(30-40% reduction in weight) associated with intrauterine growth restriction of fetuses. However, the SCNT mice generated from the donor cells
derived from maternal KO of Slc38a4 still showed abnormal placental hyperplasia (Matoba et al., PNAS, 2019). These results suggest that the
dysregulated imprinted genes other than Slc38a4 are likely responsible for the abnormal placental phenotypes in mouse SCNT embryos.
● Sfmbt2 microRNA (miRNA)
Sfmbt2 miRNA is the largest miRNA cluster in mice located in the 10th intron of Sfmbt2 gene that is essential for placental development in mice. Using the entire Sfmbt2 miRNA lacking mouse line, we demonstrated that Sfmbt2 miRNA cluster positively regulated development of the
spongiotrophoblast (ST) layer in mouse placentas (Inoue et al., Cell Rep., 2017). When we used donor somatic cells derived from the maternal KO of Sfmbt2 miRNA, the weight of SCNT placentas was significantly decreased and proliferation of the ST layers was also ameliorated (Inoue et al., in revision).
Although the primary spermatocyte nucleus can support full term development following injection into immature oocytes,
the birth rates are extremely low (around 4%)(Ogura et al., PNAS, 1998; Miki et al., J Reprod Dev, 2006). At least one of the causes of this low efficiency is chromosome segregation errors during
meiosis within oocytes. Then we used the “down-sized oocytes” which are known to increase the precise chromosome segregation for
injection with primary spermatocytes.
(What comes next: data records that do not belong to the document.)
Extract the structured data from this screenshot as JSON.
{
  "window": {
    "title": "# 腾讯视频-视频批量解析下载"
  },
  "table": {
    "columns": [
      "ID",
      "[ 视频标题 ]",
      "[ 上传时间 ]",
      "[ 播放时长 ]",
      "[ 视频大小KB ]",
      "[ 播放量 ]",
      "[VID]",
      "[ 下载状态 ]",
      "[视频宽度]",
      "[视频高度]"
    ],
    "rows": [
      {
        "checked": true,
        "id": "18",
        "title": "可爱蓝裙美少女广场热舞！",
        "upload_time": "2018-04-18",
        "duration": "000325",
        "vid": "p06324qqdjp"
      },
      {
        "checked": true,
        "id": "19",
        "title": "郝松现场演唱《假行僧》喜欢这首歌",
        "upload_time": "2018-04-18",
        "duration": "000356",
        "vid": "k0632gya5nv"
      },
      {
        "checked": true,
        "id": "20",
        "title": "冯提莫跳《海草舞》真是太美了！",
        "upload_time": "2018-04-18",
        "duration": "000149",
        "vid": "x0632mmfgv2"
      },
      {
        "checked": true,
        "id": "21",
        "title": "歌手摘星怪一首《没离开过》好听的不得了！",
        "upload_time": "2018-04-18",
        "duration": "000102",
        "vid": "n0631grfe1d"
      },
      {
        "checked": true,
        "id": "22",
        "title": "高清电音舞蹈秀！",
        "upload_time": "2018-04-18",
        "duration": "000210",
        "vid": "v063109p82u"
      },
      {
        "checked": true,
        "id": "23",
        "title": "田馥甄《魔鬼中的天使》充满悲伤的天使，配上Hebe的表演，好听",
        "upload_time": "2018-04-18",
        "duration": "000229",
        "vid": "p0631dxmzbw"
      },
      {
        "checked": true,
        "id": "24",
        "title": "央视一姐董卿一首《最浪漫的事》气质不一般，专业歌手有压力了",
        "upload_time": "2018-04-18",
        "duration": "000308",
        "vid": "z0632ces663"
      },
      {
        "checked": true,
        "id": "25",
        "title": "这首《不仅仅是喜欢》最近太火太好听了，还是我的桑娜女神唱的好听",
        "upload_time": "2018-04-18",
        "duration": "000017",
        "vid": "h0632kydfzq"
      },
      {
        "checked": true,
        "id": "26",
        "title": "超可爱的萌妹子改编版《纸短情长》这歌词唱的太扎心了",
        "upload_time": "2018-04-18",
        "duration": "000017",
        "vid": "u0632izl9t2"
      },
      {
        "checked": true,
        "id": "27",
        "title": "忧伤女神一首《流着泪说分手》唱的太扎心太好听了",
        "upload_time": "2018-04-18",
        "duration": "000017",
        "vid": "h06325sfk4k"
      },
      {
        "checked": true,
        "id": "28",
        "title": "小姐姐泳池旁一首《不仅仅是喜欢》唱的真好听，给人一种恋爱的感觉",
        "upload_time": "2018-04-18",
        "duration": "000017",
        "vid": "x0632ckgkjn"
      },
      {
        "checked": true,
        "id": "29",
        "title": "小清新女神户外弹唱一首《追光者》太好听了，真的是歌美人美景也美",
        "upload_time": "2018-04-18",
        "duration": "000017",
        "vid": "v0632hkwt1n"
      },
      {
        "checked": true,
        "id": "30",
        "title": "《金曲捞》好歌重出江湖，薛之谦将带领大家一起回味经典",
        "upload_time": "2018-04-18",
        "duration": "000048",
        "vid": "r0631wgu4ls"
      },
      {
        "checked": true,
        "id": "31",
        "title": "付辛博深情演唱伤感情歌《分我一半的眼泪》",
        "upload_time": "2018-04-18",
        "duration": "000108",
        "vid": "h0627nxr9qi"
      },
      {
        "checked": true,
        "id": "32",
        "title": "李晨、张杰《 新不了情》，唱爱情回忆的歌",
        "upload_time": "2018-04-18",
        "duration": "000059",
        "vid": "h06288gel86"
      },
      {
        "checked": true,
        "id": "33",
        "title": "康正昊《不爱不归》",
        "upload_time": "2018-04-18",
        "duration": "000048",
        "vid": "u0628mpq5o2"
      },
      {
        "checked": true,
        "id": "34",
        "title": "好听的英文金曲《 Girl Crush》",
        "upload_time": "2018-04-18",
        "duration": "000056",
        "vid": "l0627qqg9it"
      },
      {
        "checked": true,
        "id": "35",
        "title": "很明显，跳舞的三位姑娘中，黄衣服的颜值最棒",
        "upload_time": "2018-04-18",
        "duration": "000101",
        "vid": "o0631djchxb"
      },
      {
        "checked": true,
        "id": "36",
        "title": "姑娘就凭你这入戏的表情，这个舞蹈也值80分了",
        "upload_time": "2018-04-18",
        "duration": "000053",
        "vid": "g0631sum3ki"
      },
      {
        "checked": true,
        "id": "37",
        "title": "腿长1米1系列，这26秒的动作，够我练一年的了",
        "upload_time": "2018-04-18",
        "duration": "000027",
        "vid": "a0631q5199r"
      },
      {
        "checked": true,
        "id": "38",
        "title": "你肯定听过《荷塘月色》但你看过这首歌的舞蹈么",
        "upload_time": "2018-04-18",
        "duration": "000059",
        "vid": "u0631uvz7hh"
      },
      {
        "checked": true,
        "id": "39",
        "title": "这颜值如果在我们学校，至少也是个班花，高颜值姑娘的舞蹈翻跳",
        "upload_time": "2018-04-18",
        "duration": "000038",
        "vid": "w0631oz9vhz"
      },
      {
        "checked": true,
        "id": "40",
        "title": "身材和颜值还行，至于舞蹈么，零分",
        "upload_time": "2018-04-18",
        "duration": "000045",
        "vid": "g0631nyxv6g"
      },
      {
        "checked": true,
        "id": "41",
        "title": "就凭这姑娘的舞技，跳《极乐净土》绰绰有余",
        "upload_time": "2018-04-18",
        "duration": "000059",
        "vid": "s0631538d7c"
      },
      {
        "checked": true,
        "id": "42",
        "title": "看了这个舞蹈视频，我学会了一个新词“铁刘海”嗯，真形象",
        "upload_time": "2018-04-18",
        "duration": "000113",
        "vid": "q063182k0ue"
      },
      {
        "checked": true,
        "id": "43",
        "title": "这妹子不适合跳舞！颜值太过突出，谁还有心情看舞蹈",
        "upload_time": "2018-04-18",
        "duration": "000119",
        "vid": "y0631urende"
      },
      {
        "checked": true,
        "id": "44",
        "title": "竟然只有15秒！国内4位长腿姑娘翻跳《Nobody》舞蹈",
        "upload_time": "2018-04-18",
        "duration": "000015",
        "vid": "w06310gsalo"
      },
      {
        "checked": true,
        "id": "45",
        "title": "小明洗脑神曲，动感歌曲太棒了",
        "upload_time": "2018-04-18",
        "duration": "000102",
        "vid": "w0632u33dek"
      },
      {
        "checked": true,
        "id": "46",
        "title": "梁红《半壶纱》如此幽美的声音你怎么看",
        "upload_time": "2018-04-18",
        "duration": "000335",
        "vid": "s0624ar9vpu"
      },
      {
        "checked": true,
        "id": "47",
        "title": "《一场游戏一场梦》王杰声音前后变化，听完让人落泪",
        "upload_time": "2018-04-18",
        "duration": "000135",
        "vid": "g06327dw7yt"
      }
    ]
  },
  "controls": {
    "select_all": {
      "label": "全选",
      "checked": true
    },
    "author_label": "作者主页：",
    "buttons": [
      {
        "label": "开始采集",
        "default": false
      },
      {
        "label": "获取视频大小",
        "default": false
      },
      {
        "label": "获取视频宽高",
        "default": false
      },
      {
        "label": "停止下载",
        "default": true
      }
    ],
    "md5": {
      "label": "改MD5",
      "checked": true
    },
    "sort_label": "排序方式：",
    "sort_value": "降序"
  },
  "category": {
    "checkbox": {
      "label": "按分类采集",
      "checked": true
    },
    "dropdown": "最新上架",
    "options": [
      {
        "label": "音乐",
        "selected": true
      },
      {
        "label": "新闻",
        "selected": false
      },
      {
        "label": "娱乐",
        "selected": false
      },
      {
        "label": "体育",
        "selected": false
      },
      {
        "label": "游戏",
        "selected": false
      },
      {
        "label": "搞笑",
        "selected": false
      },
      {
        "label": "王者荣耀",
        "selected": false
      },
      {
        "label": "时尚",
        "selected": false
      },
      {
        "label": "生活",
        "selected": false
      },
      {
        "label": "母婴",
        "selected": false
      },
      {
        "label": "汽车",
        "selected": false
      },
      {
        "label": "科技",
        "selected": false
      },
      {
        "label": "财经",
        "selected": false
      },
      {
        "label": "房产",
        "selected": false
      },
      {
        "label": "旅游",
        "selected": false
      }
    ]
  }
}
As a result, the incidence of aneuploidy was significantly decreased (Table and Figure) and the birth rate was
improved to 20-30% per embryos transferred. (Collaboration with Dr. T. Hino, Asahikawa Medical University).
Table: Chromosome analysis of mouse oocyte injected with primary spermatocyte
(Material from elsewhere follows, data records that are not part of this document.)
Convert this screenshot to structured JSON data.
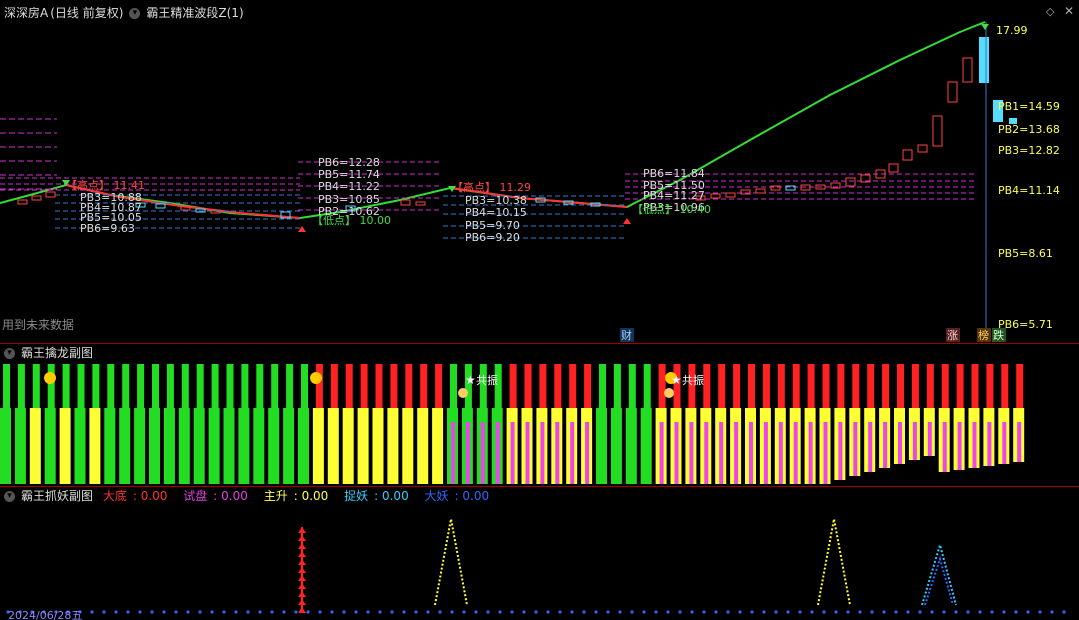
{
  "main_panel": {
    "stock_name": "深深房A",
    "period_label": "(日线 前复权)",
    "indicator_name": "霸王精准波段Z(1)",
    "future_data_note": "用到未来数据",
    "last_price": "17.99",
    "high_marker_text": "【高点】",
    "low_marker_text": "【低点】",
    "cai_label": "财",
    "zhang_label": "涨",
    "bang_label": "榜",
    "die_label": "跌",
    "colors": {
      "wave_line": "#33dd33",
      "down_wave": "#ff3333",
      "pb_upper": "#cc33cc",
      "pb_lower": "#3377cc",
      "label": "#dddddd",
      "yellow_text": "#ffff55"
    }
  },
  "chart_data": [
    {
      "type": "line",
      "title": "霸王精准波段Z(1)",
      "xlabel": "",
      "ylabel": "",
      "ylim": [
        5.0,
        18.5
      ],
      "highs_lows": [
        {
          "label": "高点",
          "value": 11.41
        },
        {
          "label": "低点",
          "value": 10.0
        },
        {
          "label": "高点",
          "value": 11.29
        },
        {
          "label": "低点",
          "value": 10.4
        },
        {
          "label": "last",
          "value": 17.99
        }
      ],
      "pb_groups": [
        {
          "labels": [
            "PB3=10.88",
            "PB4=10.87",
            "PB5=10.05",
            "PB6=9.63"
          ]
        },
        {
          "labels": [
            "PB6=12.28",
            "PB5=11.74",
            "PB4=11.22",
            "PB3=10.85",
            "PB2=10.62"
          ]
        },
        {
          "labels": [
            "PB3=10.38",
            "PB4=10.15",
            "PB5=9.70",
            "PB6=9.20"
          ]
        },
        {
          "labels": [
            "PB6=11.84",
            "PB5=11.50",
            "PB4=11.27",
            "PB3=10.96"
          ]
        },
        {
          "labels": [
            "PB1=14.59",
            "PB2=13.68",
            "PB3=12.82",
            "PB4=11.14",
            "PB5=8.61",
            "PB6=5.71"
          ]
        }
      ]
    },
    {
      "type": "bar",
      "title": "霸王擒龙副图",
      "top_signal_labels": [
        "共振",
        "共振"
      ]
    },
    {
      "type": "line",
      "title": "霸王抓妖副图",
      "legend": [
        {
          "name": "大底",
          "value": "0.00",
          "color": "#ff3333"
        },
        {
          "name": "试盘",
          "value": "0.00",
          "color": "#dd44dd"
        },
        {
          "name": "主升",
          "value": "0.00",
          "color": "#ffff55"
        },
        {
          "name": "捉妖",
          "value": "0.00",
          "color": "#33ccff"
        },
        {
          "name": "大妖",
          "value": "0.00",
          "color": "#3366ff"
        }
      ],
      "date_label": "2024/06/28五"
    }
  ]
}
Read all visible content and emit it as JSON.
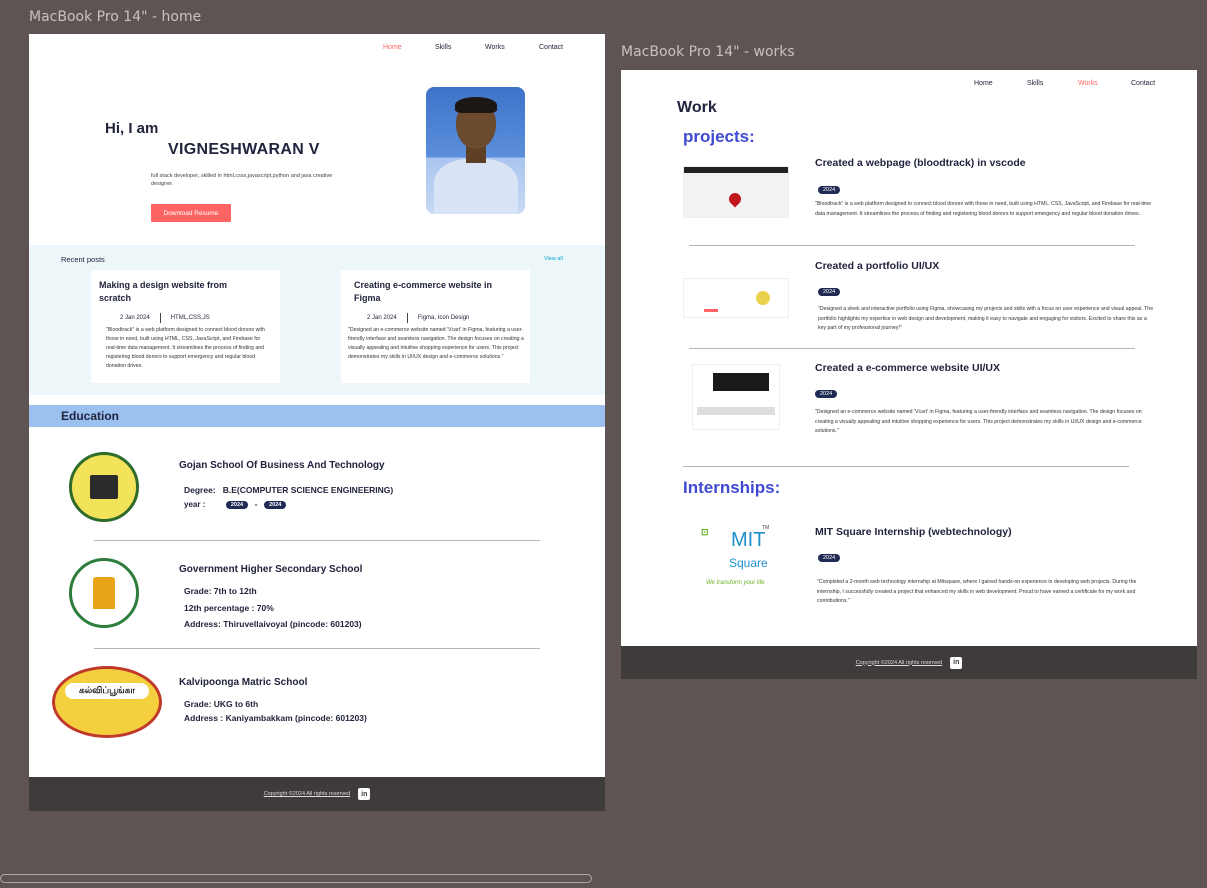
{
  "home": {
    "frame_label": "MacBook Pro 14\" - home",
    "nav": [
      "Home",
      "Skills",
      "Works",
      "Contact"
    ],
    "hero": {
      "greeting": "Hi, I am",
      "name": "VIGNESHWARAN V",
      "description": "full stack developer, skilled in html,csss,javascript,python and java creative designer.",
      "button": "Download Resume"
    },
    "posts": {
      "title": "Recent posts",
      "view_all": "View all",
      "items": [
        {
          "title": "Making a design website  from scratch",
          "date": "2 Jan 2024",
          "tags": "HTML,CSS,JS",
          "text": "\"Bloodtrack\" is a web platform designed to connect blood donors with those in need, built using HTML, CSS, JavaScript, and Firebase for real-time data management. It streamlines the process of finding and registering blood donors to support emergency and regular blood donation drives."
        },
        {
          "title": "Creating e-commerce website in Figma",
          "date": "2 Jan 2024",
          "tags": "Figma, Icon Design",
          "text": "\"Designed an e-commerce website named 'Vcart' in Figma, featuring a user-friendly interface and seamless navigation. The design focuses on creating a visually appealing and intuitive shopping experience for users. This project demonstrates my skills in UI/UX design and e-commerce solutions.\""
        }
      ]
    },
    "education": {
      "title": "Education",
      "schools": [
        {
          "name": "Gojan School Of Business And Technology",
          "degree_label": "Degree:",
          "degree": "B.E(COMPUTER SCIENCE ENGINEERING)",
          "year_label": "year :",
          "year_from": "2024",
          "dash": "-",
          "year_to": "2024"
        },
        {
          "name": "Government Higher Secondary School",
          "grade": "Grade:  7th  to  12th",
          "percentage": "12th percentage :  70%",
          "address": "Address: Thiruvellaivoyal (pincode: 601203)"
        },
        {
          "name": "Kalvipoonga Matric School",
          "grade": "Grade:  UKG  to  6th",
          "address": "Address :  Kaniyambakkam (pincode: 601203)",
          "logo_text": "கல்விப்பூங்கா"
        }
      ]
    },
    "footer": {
      "text": "Copyright ©2024 All rights reserved",
      "icon": "in"
    }
  },
  "works": {
    "frame_label": "MacBook Pro 14\" - works",
    "nav": [
      "Home",
      "Skills",
      "Works",
      "Contact"
    ],
    "title": "Work",
    "projects_heading": "projects:",
    "projects": [
      {
        "title": "Created a webpage (bloodtrack) in vscode",
        "year": "2024",
        "text": "\"Bloodtrack\" is a web platform designed to connect blood donors with those in need, built using HTML, CSS, JavaScript, and Firebase for real-time data management. It streamlines the process of finding and registering blood donors to support emergency and regular blood donation drives."
      },
      {
        "title": "Created a  portfolio   UI/UX",
        "year": "2024",
        "text": "\"Designed a sleek and interactive portfolio using Figma, showcasing my projects and skills with a focus on user experience and visual appeal. The portfolio highlights my expertise in web design and development, making it easy to navigate and engaging for visitors. Excited to share this as a key part of my professional journey!\""
      },
      {
        "title": "Created a  e-commerce website   UI/UX",
        "year": "2024",
        "text": "\"Designed an e-commerce website named 'Vcart' in Figma, featuring a user-friendly interface and seamless navigation. The design focuses on creating a visually appealing and intuitive shopping experience for users. This project demonstrates my skills in UI/UX design and e-commerce solutions.\""
      }
    ],
    "internships_heading": "Internships:",
    "internship": {
      "title": "MIT Square Internship (webtechnology)",
      "year": "2024",
      "text": "\"Completed a 2-month web technology internship at Mitsquare, where I gained hands-on experience in developing web projects. During the internship, I successfully created a project that enhanced my skills in web development. Proud to have earned a certificate for my work and contributions.\"",
      "logo_main": "MIT",
      "logo_sub": "Square",
      "logo_tm": "TM",
      "logo_tagline": "We transform your life"
    },
    "footer": {
      "text": "Copyright ©2024 All rights reserved",
      "icon": "in"
    }
  },
  "colors": {
    "accent": "#ff6464",
    "dark": "#21243d",
    "section_blue": "#3e4ad1",
    "footer": "#3e3b3a",
    "pill": "#1f2a55"
  }
}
Figure: Chromosome analysis of halved oocyte injected with primary spermatocyte.
We produced interspecies chimeric mice using ES cell lines from wild-derived mouse of ZBN/Ms and SPI/TUA (M. m. spicilegus) strans by injection into 8-cell embryos or blastocysts of ICR mice. We are confirming the germline transmission by natural mating for preservation of thesie strains by ES cells.
Using the “A” strain of mice that is resistant to assisted reproductive technologies, we successfully increased the number of ovulated oocytes from 17 to 52 by combining progesterone-induced estrous synchronization with anti-inhibin serum-induced superovulation (Hasegawa et al. Biol. Reprod, 2016). We could retrieve their 2-cell embryos for cryopreservation by oviductal transfer immediately after IVF. With these techniques, we increased the number of A strain pups obtained per female from 1.7 to 15.1.
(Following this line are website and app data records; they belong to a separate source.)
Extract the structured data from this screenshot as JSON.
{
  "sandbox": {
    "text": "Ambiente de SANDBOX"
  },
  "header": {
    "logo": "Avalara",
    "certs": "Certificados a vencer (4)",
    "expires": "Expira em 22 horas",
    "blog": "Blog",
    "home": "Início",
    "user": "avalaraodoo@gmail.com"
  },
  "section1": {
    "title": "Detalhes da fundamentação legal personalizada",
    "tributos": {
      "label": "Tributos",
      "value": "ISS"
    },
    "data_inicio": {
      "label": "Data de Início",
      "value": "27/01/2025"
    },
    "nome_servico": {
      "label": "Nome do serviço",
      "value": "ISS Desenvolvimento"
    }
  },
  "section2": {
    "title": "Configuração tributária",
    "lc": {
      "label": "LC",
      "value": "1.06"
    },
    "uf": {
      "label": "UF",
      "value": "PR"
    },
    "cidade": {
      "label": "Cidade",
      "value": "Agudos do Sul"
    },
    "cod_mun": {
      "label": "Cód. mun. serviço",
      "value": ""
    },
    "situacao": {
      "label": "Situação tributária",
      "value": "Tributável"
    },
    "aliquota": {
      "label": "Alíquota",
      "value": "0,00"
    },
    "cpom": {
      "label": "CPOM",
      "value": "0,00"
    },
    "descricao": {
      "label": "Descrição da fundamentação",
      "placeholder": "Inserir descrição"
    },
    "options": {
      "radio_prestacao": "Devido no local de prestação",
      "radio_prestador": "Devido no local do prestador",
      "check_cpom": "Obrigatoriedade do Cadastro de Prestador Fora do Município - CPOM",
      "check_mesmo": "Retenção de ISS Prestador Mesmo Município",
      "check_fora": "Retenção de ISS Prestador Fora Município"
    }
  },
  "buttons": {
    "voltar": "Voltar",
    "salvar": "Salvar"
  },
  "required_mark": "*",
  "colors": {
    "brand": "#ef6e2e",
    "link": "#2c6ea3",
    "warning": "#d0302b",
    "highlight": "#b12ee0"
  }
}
Trophoblast stem cells (TSCs) that are established in vitro from trophectoderm of blastocysts provide the best model for molecular and functional analyses of the trophoblast lineages. We have previously shown that TSCs consist of heterogeneous cell
populations (Motomura et al., Biol Reprod, 2016), suggesting that it is important to identify key factors required for TSC maintenance.
To this end, we are now focusing on the involvement of histone variants, especially H3.1 and H3.2 (H3.1/2), in the epigenome maintenance of TSCs. Our ChIP-seq analysis revealed that the TSC genome contains large H3.1/2 domains associated with H3K9me3,
a heterochromatin mark (Fig. 1). To see the biological significance of these H3.1/2 domains within the TSC genome, we knocked down P150, a major component of CAF-1 chaperone, in cultured TSCs. As a result, the expression levels of several TSC marker genes decreased,
while the expression of the ESC marker Oct3/4 increased. These data suggest that H3.1/2 is one of the key factors that determine the epigenetic nature of TSCs.
We are generating knockout hamsters for identification of the gene functions that are unknown in mouse studies (Hirose et al., PNAS, 2020). This year, we successfully generated hamsters deficient for Kir6.2, a major subunit of the ATP-sensitive K channel. We will see the glucose metabolism of homozygous knockout offspring.